Pretoria – Trade and Industry Minister Rob Davies has expressed concern at the levels of alcohol abuse in the country.
“Looking at the world average liquor consumption per capita, South Africa stands at about twice the average. We consume about twice as much as the world average of liquor in this country. That liquor consumption goes along with serious alcohol abuse,” said Minister Davies.
Speaking at the Liquor Amendment Bill Indaba in Kempton Park, Minister Davies said the liquor industry should take responsibility for the financial costs that occur because of liquor.
This is in line with the proposed civil liability to liquor retailers and shebeen owners, who supply liquor to illegal traders and sell liquor to intoxicated people.
“What we are proposing is that we introduce liability to people that transgress the law. You serve someone who is evidently drunk and that person goes out and commits an offence, the onus will shift. You will have to show that you did not do that. Also, manufacturers and suppliers who supply liquor to illegal traders… if there is damage, the manufacturers will be held liable,” said the Minister.
The indaba is a platform to engage key stakeholders on the Liquor Amendment Bill that the dti is currently consulting members of the public on. The bill seeks to address the socio-economic impact of liquor, the slow pace of transformation, standardisation of key aspects of regulation and improved regulatory collaboration.
The bill also addresses the eradication of manufacturing and trading of illegal and illicit alcohol, as well as challenges regarding regulatory capacity within the National Liquor Authority.
The Chief Director of Non-Communicable Diseases at the Department of Health, Professor Melvyn Freeman, said that the indirect cost of alcohol burden to tax payers is R240 billion a year.
“In each of the major disease areas, alcohol is either a critical primary risk factor and/or contributes negatively to the course of the disease/health predicament. It is estimated that alcohol is responsible for around 130 deaths every day,” said Freeman.
Freeman indicated that a number of studies (mainly from higher income countries) show that harmful drinking generally begins during adolescence and persists into adulthood. He said the proposal of the Liquor Amendment Bill of raising the legal drinking age from 18 to 21 will go a long way in addressing the current liquor abuse amongst the youth.
“There is also some evidence that because the brain is still maturing, that alcohol would have long term affects in the 18-21 age category – as it has on foetuses, younger children and adolescents.

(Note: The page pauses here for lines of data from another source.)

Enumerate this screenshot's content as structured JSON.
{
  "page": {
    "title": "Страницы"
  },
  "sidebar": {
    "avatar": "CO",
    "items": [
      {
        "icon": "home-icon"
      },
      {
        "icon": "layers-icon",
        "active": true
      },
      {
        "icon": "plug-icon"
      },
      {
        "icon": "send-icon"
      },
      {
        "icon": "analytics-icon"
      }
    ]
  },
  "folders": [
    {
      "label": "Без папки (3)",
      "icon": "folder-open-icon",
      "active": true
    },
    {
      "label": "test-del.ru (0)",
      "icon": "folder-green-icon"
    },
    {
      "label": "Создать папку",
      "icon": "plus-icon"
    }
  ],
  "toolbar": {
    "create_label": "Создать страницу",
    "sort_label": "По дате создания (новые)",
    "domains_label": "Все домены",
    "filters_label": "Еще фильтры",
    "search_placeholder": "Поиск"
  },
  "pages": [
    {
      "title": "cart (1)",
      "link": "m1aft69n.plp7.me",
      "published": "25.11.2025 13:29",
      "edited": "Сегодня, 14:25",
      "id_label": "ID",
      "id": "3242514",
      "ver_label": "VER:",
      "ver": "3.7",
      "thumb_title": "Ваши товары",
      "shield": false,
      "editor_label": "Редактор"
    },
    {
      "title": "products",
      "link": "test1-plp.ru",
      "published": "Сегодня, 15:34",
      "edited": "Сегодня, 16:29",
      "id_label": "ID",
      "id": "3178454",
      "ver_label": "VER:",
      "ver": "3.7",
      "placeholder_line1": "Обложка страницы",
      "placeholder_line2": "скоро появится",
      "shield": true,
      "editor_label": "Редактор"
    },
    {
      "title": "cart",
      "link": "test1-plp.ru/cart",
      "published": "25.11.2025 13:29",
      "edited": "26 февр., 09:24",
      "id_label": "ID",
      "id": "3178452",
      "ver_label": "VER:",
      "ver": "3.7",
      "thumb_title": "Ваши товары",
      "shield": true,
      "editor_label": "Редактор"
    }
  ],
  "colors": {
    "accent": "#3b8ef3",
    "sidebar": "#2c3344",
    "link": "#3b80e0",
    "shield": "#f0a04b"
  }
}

It is estimated that the odds of future alcohol abuse or dependence are 7% greater for each year of age below age 21 that alcohol consumption begins,” he said.
Professor Freeman further said a review of studies of the impact of moving the age limit of the purchase and consumption of alcohol from 18 to 21 in the USA concluded that increasing the age limit is the most effective strategy for reducing drinking and drinking problems among youth.
“One study showed that increasing the age limit resulted in a 14% decrease in alcohol consumption and 19% decrease in crashes among youth.”